New study confirms that Allergy Immunotherapy for Allergic Rhinitis helps to prevent Asthma
Researchers in Dresden, Germany, have demonstrated that allergy immunotherapy (given as injections or sublingually) can significantly reduce the risk of developing asthma in patients with allergic rhinitis.
Doctors reviewed routine healthcare data from German National Health Insurance beneficiaries which identified a group of about 118,754 patients who chronically suffered from allergy symptoms but did not have asthma. This means they had not been previously diagnosed with asthma, did not have documented physician contacts due to asthma symptoms and did not have prescriptions filled for asthma medications. They used this information to track new appearances of asthma between 2007-2012 and compared patients who had been treated with immunotherapy against those who had never received treatment with immunotherapy.
“Counts and percentages were calculated for each confounding outcome and exposure variable,” Jochen Schmitt, MD, MPH, said. “We discovered that allergy immunotherapy being used in routine clinical care effectively prevents the onset of asthma. Most pronounced preventive effects were observed for immunotherapy containing native allergens (that is, allergies to things the patients are commonly exposed to), and immunotherapy administered for at least three years.”
Patients with allergic rhinitis are at a greatly increased risk for the development of asthma. Allergy immunotherapy is a very effective method of treating allergic rhinitis and it’s typically administered in two forms. The first is subcutaneous immunotherapy--allergy shots. The second is sublingual immunotherapy-- allergy drops/tablets. Both are forms of long-term treatment that decrease symptoms for many people with allergic rhinitis, allergic asthma, or allergic conjunctivitis (eye allergy). They work to decrease sensitivity to allergens and typically lead to long lasting relief of allergy symptoms, even after treatment has been completed.
In the German study, patients treated with allergy immunotherapy were 78% less likely to develop asthma than those treated with medication alone—a dramatic reduction. “In patients with allergic rhinitis, allergy immunotherapy should be considered to prevent asthma.
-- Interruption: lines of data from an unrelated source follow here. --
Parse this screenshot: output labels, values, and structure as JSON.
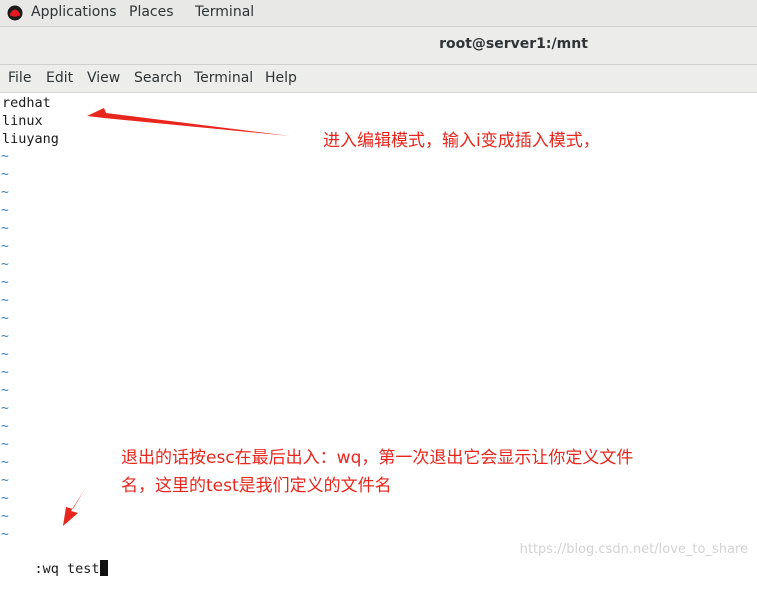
{
  "topbar": {
    "applications_label": "Applications",
    "places_label": "Places",
    "terminal_label": "Terminal",
    "logo_icon": "redhat-logo-icon"
  },
  "window": {
    "title": "root@server1:/mnt"
  },
  "menubar": {
    "items": [
      "File",
      "Edit",
      "View",
      "Search",
      "Terminal",
      "Help"
    ]
  },
  "editor": {
    "lines": [
      "redhat",
      "linux",
      "liuyang"
    ],
    "empty_line_marker": "~",
    "command_line": ":wq test"
  },
  "annotations": {
    "insert_mode_note": "进入编辑模式，输入i变成插入模式，",
    "exit_note_line1": "退出的话按esc在最后出入：wq，第一次退出它会显示让你定义文件",
    "exit_note_line2": "名，这里的test是我们定义的文件名",
    "annotation_color": "#e8261d"
  },
  "watermark": "https://blog.csdn.net/love_to_share"
}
By reducing the primary risks for developing asthma, we can directly address and improve the burden of the disease for the patients and present significant cost savings for the healthcare system,” Schmitt concluded.
The authors concluded their study, published in The Journal of Allergy and Clinical Immunology, with the statement: “AIT (allergy immunotherapy) effectively prevents the progression of AR (allergic rhinitis) to asthma in a real-life setting… AIT should be initiated early in the allergic disease and be continued for at least 3 years.”
If you or your child suffer from allergic symptoms, please set up an appointment for allergy skin testing and to discuss the results of this study to determine if treatment with allergy immunotherapy is right for you or your loved ones to help make you less allergic, reduce your allergy symptoms, reduce your need for medication and help to prevent the future onset of asthma.Download October 2015 Newsletter